What Is Primary Lateral Sclerosis (PLS)?
Primary lateral sclerosis (PLS) is a rare neuromuscular disorder that involves the gradual degeneration of nerve cells — more specifically, upper motor neurons — in the brain. Upper motor neurons are responsible for the initiation of voluntary movements and help with body posture. PLS belongs to a group of conditions known as motor neuron diseases.
PLS is sometimes mistaken for amyotrophic lateral sclerosis (ALS), which affects both upper and lower motor neurons (lower motor neurons begin in the spinal cord, exit the spine, and innervate the muscles and glands in the rest of the body). PLS affects only upper motor neurons; however, because the upper motor neurons are damaged, they cannot activate the lower motor neurons that control muscle movement. PLS progresses more slowly than ALS and, in most cases, is not fatal. However, some individuals with PLS eventually develop ALS.
Symptoms typically begin in the legs and gradually spread to other areas of the body. In rare cases, weakness begins in the facial muscles and travels down the spinal cord to affect the arms, trunk and legs. PLS symptoms include the following:
- Weakness, stiffness and spasms that typically begin in one leg before spreading to the other leg
- Tripping, clumsiness, and balance issues
- Hoarseness, slurred speech, or drooling, due to weakened facial muscles
As the disease progresses, other symptoms may develop:
- Swallowing and breathing difficulties
- Finger, hand and arm stiffness
- Bladder control issues
- Pain in the lower back, neck and other muscles
The cause of adult-onset PLS is unknown. It is not inherited, and it is not yet clear how or why it develops. A rare subtype of PLS called juvenile primary lateral sclerosis starts in childhood or adolescence. It is caused by a genetic mutation that is passed from both parents (who must be hereditary carriers) to the child.

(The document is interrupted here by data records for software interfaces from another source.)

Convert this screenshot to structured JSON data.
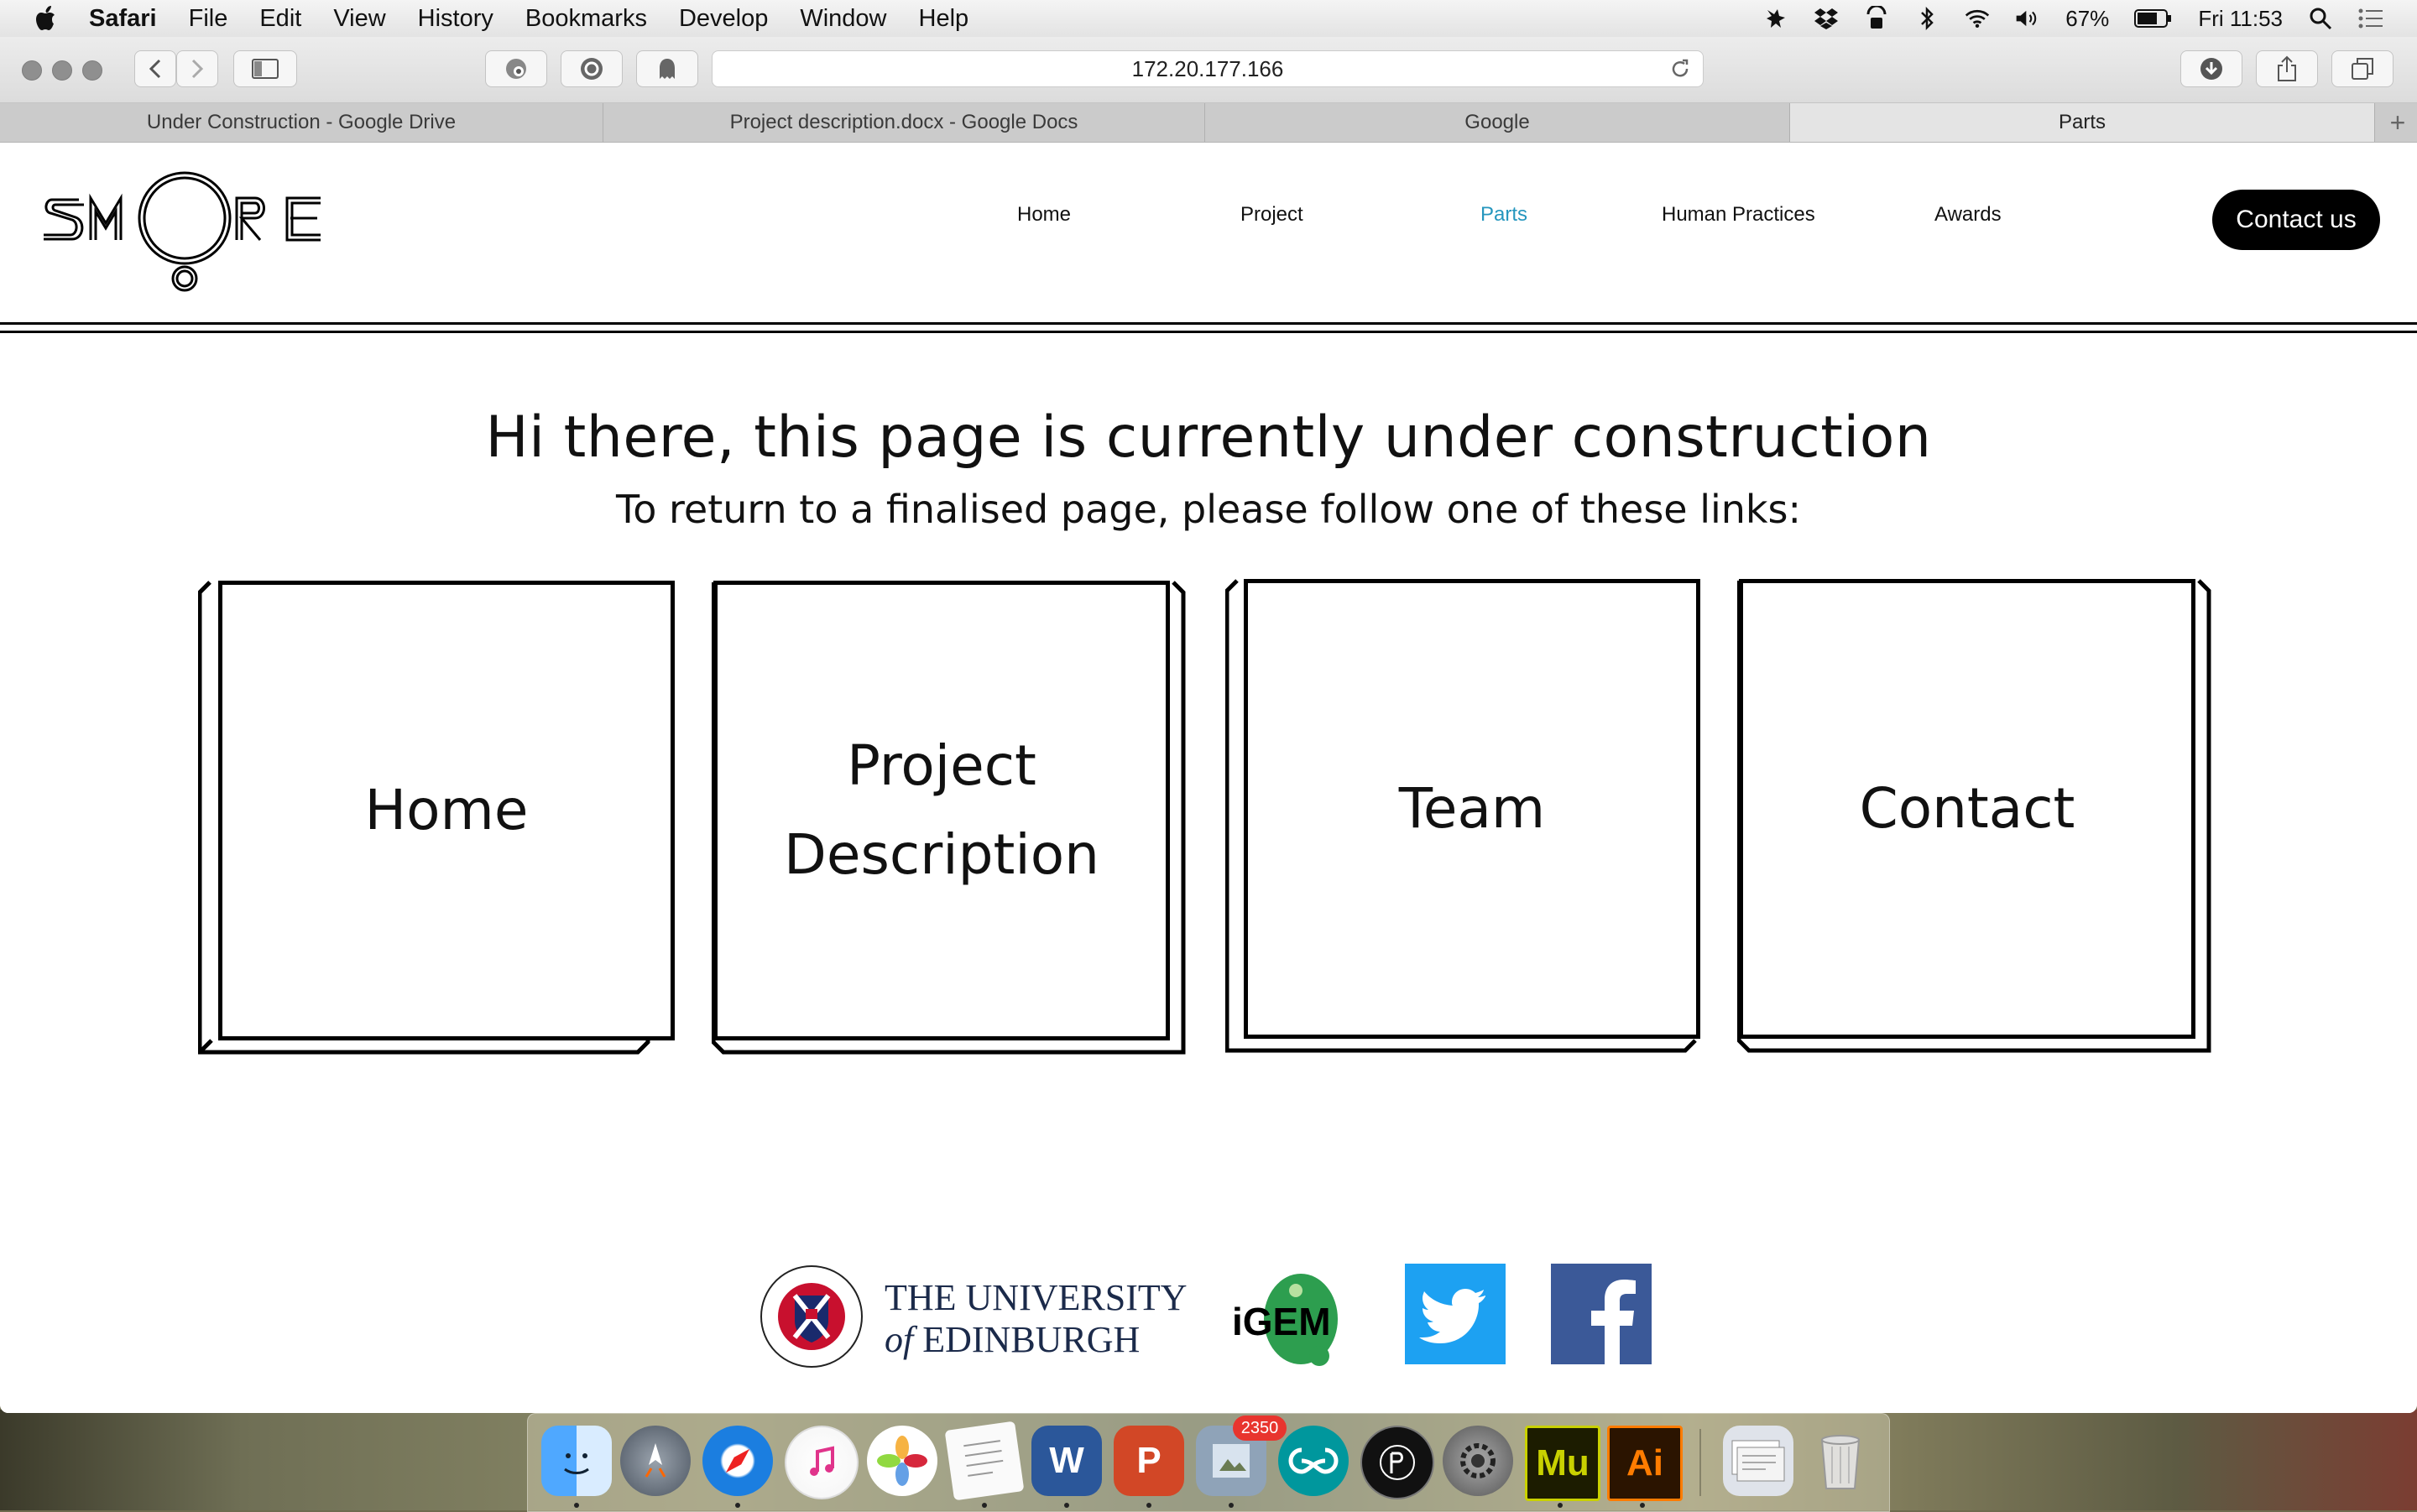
{
  "menubar": {
    "app_name": "Safari",
    "items": [
      "File",
      "Edit",
      "View",
      "History",
      "Bookmarks",
      "Develop",
      "Window",
      "Help"
    ],
    "battery": "67%",
    "clock": "Fri 11:53"
  },
  "browser": {
    "url": "172.20.177.166",
    "tabs": [
      {
        "title": "Under Construction - Google Drive",
        "active": false
      },
      {
        "title": "Project description.docx - Google Docs",
        "active": false
      },
      {
        "title": "Google",
        "active": false
      },
      {
        "title": "Parts",
        "active": true
      }
    ],
    "new_tab": "+"
  },
  "site": {
    "logo_text": "SMORE",
    "nav": [
      "Home",
      "Project",
      "Parts",
      "Human Practices",
      "Awards"
    ],
    "nav_active": "Parts",
    "contact_button": "Contact us",
    "headline": "Hi there, this page is currently under construction",
    "subline": "To return to a finalised page, please follow one of these links:",
    "cards": [
      {
        "line1": "Home",
        "line2": ""
      },
      {
        "line1": "Project",
        "line2": "Description"
      },
      {
        "line1": "Team",
        "line2": ""
      },
      {
        "line1": "Contact",
        "line2": ""
      }
    ],
    "footer": {
      "university_line1": "THE UNIVERSITY",
      "university_line2_italic": "of",
      "university_line2": "EDINBURGH",
      "igem": "iGEM"
    }
  },
  "dock": {
    "mail_badge": "2350",
    "apps": [
      "Finder",
      "Launchpad",
      "Safari",
      "iTunes",
      "Photos",
      "TextEdit",
      "Word",
      "PowerPoint",
      "Preview",
      "Arduino",
      "P3",
      "System Preferences",
      "Muse",
      "Illustrator",
      "Downloads",
      "Trash"
    ],
    "labels": {
      "word": "W",
      "powerpoint": "P",
      "muse": "Mu",
      "illustrator": "Ai"
    }
  },
  "colors": {
    "accent_nav": "#2596be",
    "contact_bg": "#000000",
    "twitter": "#1da1f2",
    "facebook": "#3b5998",
    "igem_green": "#2d9e4f"
  }
}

PLS is most commonly diagnosed between the ages of 40 and 60. Males and females are equally affected.